It’s easy to write off Barnes and Noble as the underdog in the ebook space; Amazon has clearly and thoroughly claimed the majority of the marketshare. B&N may be down, but they’re not out, and they’ve stumbled across a niche in ebooks that Amazon HASN’T conquered yet. They made a waterproof, dustproof NOOK GlowLight.
Twilight has been rebooted by Stephenie Meyer. This is not a drill. Head to your nearest bookstore immediately, because for the 10th anniversary of Twilight, there’s a new version of the story out. Where the vampire is a girl and her object of obsession/stalkery affection is a boy. And yes, it’s really by Meyer, and not fanfic like it sounds.
Last month when we read The Martian, I mentioned it has quickly rocketed up my list of favorite books. One book, however, holds the title of my all time favorite. I have read more books than I can guess at in my life, but one book has truly influenced my life: Robert Heinlein’s Stranger in a Strange Land.

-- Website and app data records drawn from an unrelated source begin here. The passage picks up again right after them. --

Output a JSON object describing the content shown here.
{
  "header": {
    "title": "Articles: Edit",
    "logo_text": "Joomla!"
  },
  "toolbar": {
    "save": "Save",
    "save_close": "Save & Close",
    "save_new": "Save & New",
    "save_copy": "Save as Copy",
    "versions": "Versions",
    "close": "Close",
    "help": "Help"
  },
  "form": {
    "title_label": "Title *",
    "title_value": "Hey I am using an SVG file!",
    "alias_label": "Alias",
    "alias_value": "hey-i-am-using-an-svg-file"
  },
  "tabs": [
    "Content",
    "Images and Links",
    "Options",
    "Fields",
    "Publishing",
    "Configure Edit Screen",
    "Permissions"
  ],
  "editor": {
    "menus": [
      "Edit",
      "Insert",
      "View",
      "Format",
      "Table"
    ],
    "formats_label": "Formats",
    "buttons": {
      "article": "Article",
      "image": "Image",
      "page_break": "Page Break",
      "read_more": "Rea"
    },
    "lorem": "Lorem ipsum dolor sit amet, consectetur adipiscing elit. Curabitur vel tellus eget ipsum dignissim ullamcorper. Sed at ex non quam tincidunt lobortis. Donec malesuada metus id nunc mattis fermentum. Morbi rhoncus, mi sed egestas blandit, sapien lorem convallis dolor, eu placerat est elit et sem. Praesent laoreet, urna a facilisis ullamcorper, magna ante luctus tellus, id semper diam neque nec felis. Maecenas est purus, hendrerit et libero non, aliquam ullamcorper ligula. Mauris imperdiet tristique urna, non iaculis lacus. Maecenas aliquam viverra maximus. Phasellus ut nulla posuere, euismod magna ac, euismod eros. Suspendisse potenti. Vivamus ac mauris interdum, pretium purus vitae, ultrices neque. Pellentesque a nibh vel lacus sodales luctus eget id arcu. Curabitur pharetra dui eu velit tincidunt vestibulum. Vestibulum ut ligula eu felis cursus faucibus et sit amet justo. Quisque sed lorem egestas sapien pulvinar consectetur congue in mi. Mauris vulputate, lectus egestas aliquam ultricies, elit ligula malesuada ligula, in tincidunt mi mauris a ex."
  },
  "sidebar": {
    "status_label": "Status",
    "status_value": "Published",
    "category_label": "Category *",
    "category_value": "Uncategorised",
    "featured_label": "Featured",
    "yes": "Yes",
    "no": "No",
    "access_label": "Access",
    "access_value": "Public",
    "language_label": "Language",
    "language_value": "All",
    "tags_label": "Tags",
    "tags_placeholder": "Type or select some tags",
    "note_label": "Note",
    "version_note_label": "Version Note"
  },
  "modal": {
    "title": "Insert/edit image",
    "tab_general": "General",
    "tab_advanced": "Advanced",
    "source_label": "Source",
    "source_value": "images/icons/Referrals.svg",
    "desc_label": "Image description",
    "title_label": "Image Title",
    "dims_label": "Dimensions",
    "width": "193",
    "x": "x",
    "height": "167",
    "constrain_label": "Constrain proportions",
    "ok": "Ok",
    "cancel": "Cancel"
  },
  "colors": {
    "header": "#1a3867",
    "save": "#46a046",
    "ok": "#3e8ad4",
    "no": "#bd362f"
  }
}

Did you finish reading The Martian in time for its big screen debut tomorrow night? Our own Greg Alston got to see it early, and he loved it (check out his review here), and now it’s time to discuss the book! If you haven’t finished yet, steer clear-spoilers ahead!

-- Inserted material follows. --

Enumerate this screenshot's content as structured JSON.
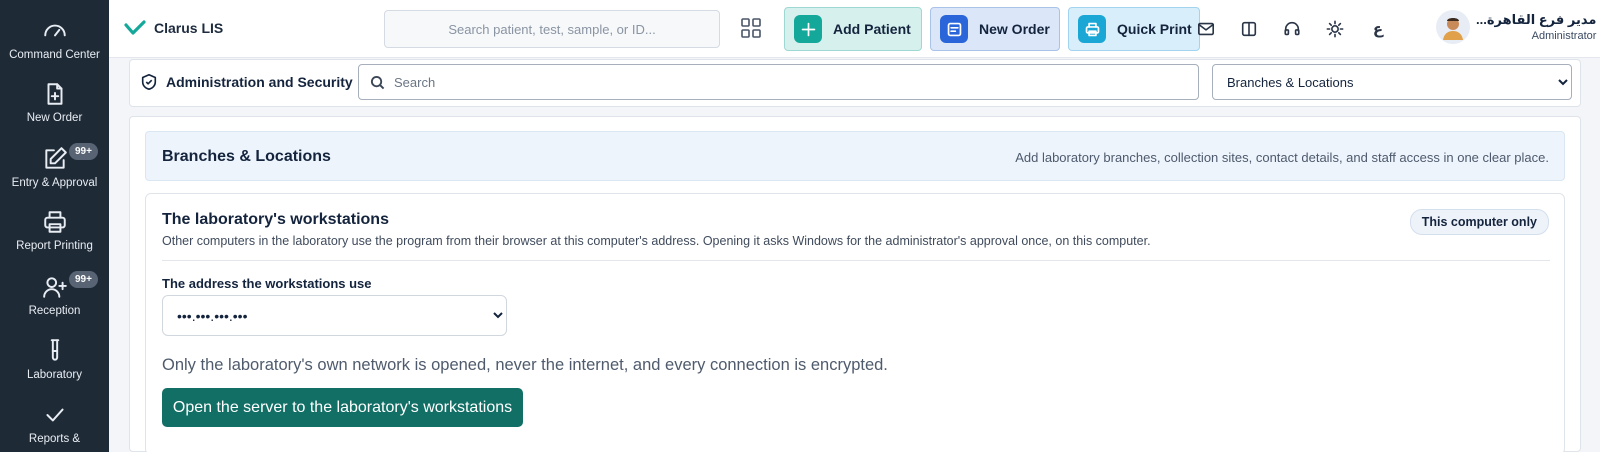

I rarely finish a book and immediately add it to my list of favorites of all time. Only a few titles have vaulted to the top at once, and The Martian definitely holds that honor-which is why it’s our next book club choice, just in time for the movie to debut October 2nd (no cheating and waiting for the movie!)
Did you enjoy reading Ender’s Game for this month’s book club choice? Now’s your chance to sound off on what you thought! Read some of our thoughts and then dive in with yours in the comments! Just remember, the discussion and comments will contain spoilers if you haven’t finished the series.

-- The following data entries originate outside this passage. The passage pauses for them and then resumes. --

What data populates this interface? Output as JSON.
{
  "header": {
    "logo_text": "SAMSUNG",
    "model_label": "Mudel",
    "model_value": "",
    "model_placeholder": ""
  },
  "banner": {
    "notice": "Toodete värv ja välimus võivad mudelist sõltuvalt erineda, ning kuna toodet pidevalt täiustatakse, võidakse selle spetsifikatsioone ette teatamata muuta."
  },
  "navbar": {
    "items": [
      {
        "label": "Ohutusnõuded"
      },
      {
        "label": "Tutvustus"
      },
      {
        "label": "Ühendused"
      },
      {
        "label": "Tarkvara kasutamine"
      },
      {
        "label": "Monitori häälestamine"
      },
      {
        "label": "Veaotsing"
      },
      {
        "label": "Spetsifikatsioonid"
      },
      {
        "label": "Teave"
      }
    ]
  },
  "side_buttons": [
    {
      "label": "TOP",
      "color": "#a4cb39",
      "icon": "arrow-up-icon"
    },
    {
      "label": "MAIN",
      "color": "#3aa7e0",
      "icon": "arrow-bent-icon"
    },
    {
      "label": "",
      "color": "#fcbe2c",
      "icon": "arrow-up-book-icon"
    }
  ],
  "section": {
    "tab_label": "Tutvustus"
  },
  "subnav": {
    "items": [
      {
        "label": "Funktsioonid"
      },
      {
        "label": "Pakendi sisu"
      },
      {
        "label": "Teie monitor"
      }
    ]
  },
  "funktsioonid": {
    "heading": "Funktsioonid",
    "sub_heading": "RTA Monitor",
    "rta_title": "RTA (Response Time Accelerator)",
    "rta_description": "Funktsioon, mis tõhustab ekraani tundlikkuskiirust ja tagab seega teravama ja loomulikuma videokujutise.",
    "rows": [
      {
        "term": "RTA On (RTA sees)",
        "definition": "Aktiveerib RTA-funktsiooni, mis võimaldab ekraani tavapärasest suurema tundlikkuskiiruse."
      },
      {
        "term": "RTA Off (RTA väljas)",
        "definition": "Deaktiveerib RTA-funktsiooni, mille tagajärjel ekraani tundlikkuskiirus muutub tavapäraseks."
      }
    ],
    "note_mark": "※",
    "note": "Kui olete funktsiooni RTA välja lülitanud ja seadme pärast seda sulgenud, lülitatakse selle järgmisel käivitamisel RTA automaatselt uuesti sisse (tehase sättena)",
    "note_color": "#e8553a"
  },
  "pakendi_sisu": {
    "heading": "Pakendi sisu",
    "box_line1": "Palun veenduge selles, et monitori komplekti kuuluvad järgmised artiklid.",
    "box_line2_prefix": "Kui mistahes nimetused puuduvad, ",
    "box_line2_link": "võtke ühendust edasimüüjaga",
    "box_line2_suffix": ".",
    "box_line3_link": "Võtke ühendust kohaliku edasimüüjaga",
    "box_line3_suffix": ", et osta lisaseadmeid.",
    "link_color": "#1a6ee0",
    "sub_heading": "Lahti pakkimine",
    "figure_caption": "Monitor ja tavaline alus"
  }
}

I just went through my Amazon account, and determined I’ve read 25+ books this summer for free. Some of them were older titles, like Gear Diary Book Club selections, while others were relatively new. Plus issues of Consumer Reports and Runner’s World, all for free thanks to the local library. But how much did we really save?
Hope you all enjoyed reading The Man in the High Castle! We’re sticking with sci-fi (and war, for that matter!) again, this time with Orson Scott Card’s classic Ender’s Game. Technically this is a young adult novel, but the themes, violence, and metaphors mean you get a very different experience reading it as an adult.
We hope you all enjoyed reading The Man in the High Castle as much as we did. Here are a few takes on our thoughts, and please add yours to the discussion below!
Around here, we love books. And we love discussing books. So we thought it would be fun to set up a virtual book club! If you’re interested, read on for more details, and don’t worry-we’re thinking this is a once a month or so deal, so you’ll have plenty of time to read the book before the discussion starts.